For such a rough season, the Green had a surprisingly robust offense. The Hanover hotshots put up over three goals a game overall, and finished third in ECAC Hockey with 64 in ’06-07.
Johnson (10-25-35), Wyman (15-15-30) and Grecu (7-14-21) were certainly talented players, holding spots 1, 2 and 4 in the Dartmouth scoring race by season’s end. While they will leave a considerable hole in the Big Green offense, the remainder of the front lines are pretty much intact.
“I like the depth that we have at all positions,” said coach Bob Gaudet. “I like our team a lot. We’re going to be young, and there’s no way around that … there are no marquee players up front, but I like what we’ve got.”

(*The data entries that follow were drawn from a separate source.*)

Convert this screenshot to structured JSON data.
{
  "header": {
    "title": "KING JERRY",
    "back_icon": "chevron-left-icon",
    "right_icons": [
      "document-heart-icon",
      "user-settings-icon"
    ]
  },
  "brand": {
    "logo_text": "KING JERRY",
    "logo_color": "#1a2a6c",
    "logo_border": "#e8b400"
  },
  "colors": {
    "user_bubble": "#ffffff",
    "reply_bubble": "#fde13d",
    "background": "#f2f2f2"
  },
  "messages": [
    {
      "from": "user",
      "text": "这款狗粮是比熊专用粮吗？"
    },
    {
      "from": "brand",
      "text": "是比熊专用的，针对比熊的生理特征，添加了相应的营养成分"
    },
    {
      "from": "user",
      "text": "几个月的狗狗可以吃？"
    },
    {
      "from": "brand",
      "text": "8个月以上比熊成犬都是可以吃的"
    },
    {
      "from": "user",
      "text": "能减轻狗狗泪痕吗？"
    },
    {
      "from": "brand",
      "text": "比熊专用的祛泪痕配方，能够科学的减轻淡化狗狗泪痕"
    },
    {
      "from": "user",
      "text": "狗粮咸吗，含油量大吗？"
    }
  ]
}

The downside is obviously the loss of those three point-machines, and that’s a known quantity. The upside, however, is far more variable: a year’s experience may ignite a still-young-but-surging offense, or the team’s production could fall further than the Old Man of the Mountain.

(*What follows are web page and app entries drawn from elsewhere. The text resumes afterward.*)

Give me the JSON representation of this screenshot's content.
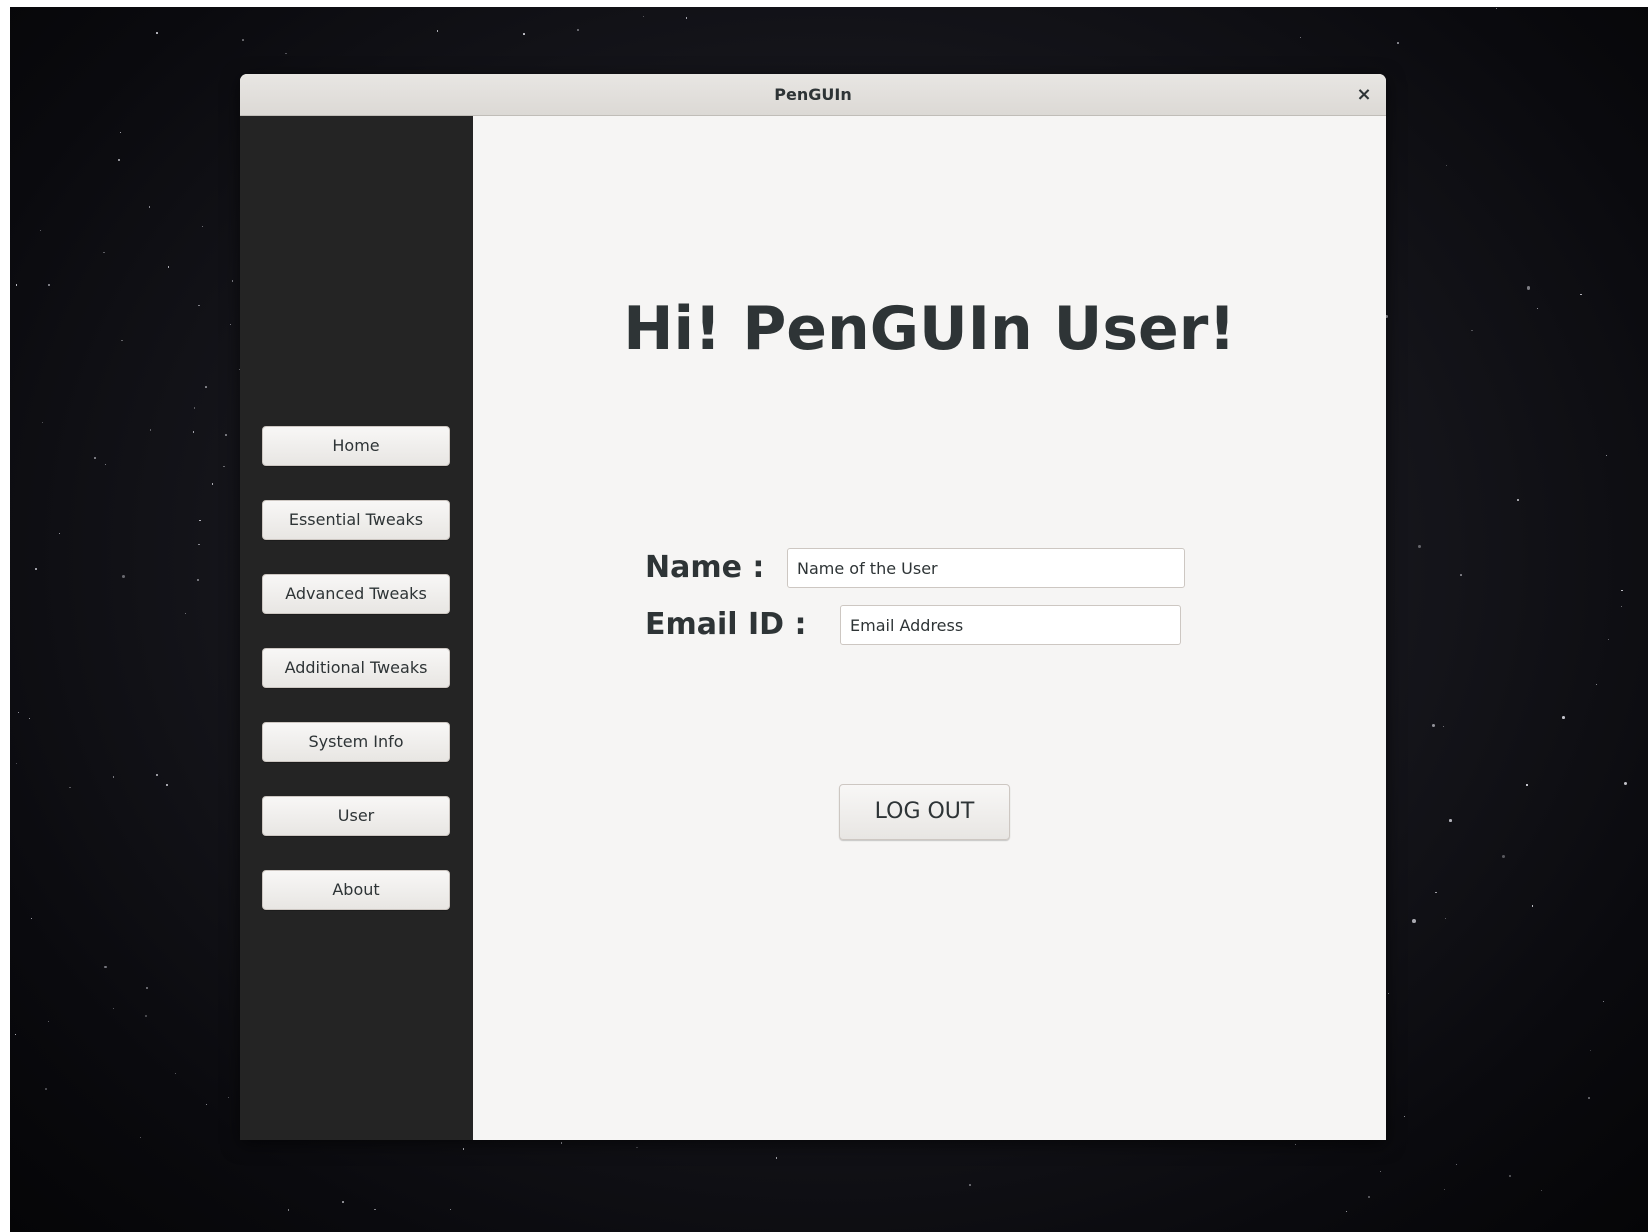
{
  "window": {
    "title": "PenGUIn",
    "close_glyph": "×"
  },
  "sidebar": {
    "items": [
      {
        "label": "Home"
      },
      {
        "label": "Essential Tweaks"
      },
      {
        "label": "Advanced Tweaks"
      },
      {
        "label": "Additional Tweaks"
      },
      {
        "label": "System Info"
      },
      {
        "label": "User"
      },
      {
        "label": "About"
      }
    ]
  },
  "main": {
    "heading": "Hi! PenGUIn User!",
    "name_label": "Name :",
    "name_value": "Name of the User",
    "email_label": "Email ID :",
    "email_value": "Email Address",
    "logout_label": "LOG OUT"
  },
  "colors": {
    "sidebar_bg": "#242424",
    "content_bg": "#f6f5f4",
    "text": "#2e3436"
  }
}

Defenseman Evan Stephens is the team’s leading returning scorer with five goals and 17 assists in his freshman campaign. Junior Joe Gaudet — the coach’s son — was the only underclassman to score 10 goals last year, and sophomore Kyle Reeds (8-11-19) showed great promise in his first taste of the college game.
The more influential Gaudet also praised senior center Connor Shields.
“He got hurt midseason and missed the second half. He was our best faceoff man, our most experienced center, and he’s coming back healthy with great speed and potential,” said Coach.
Newcomer Doug Jones “played quite well in the USHL, and has a track record with good offensive ability,” said Gaudet. Of Jones’ new classmates Troy Mattila, Nik Walsh and Paul Lee, Gaudet said, “all have good size and can shoot the puck. They have good ability, and bring different things.”
Lee, in particular, is six-foot-three and 210 pounds. “He did a pretty good job of scoring at the prep level,” said Gaudet, “but his role is probably going to evolve here. He’s a big, strong guy.”
Stephens clearly leads the way.
“He’s an all-around kind of player,” said Gaudet. “He can make a pass or lug it out himself.”
Will Boardman (0-2-2) played 15 games for the Green last season, and was the only graduating loss on Gaudet’s blue line. The returning players include Stephens, a healthy Peter Boldt (1-9-10), and second-year Montreal pick Joe Stejskal (1-4-5), along with another half-dozen d-men who saw time last season, including senior John Gibson, who only played half the season due to injury.
While the carryover potential looks good for the corps, junior Kevin McCarthy will be slow to rejoin the group as he will spend perhaps the first half of the season recovering from an undisclosed injury.
Mike Devine, like Colgate’s Mark Dekanich and Clarkson’s David Leggio, has left some big goalie skates to fill between the Dartmouth iron. Devine played 91 games in his career in Hanover, holding a 2.68 goals-against mark and a .913 save percentage while facing an average of nearly 31 shots a game over his four-year term.
Gunning for his post will be senior Dan Goulding and incoming frosh Jody O’Neill and James Mello. O’Neill was a second-team All-Star with Smiths Falls of the Central Ontario league last year, while Mello was named the Eastern Junior League’s top goaltender.
“The goaltending’s wide open,” confirmed Gaudet.
A backup last year, junior Joe Grossman has decided to leave the program to focus on his academics.
This is a darned-near-unknowable kinda team. Many key parts of the machine were injured last year, the goalie is yet-to-be-determined, and the youth of the program is both staggering yet relatively experienced.
Dartmouth won’t be a doormat, nor will it be a dominator … I expect the Big Green to play tough, rough-and-tumble hockey with the best and worst of the league alike. Dartmouth is a middle-of-the-pack upset-maker if I ever saw one.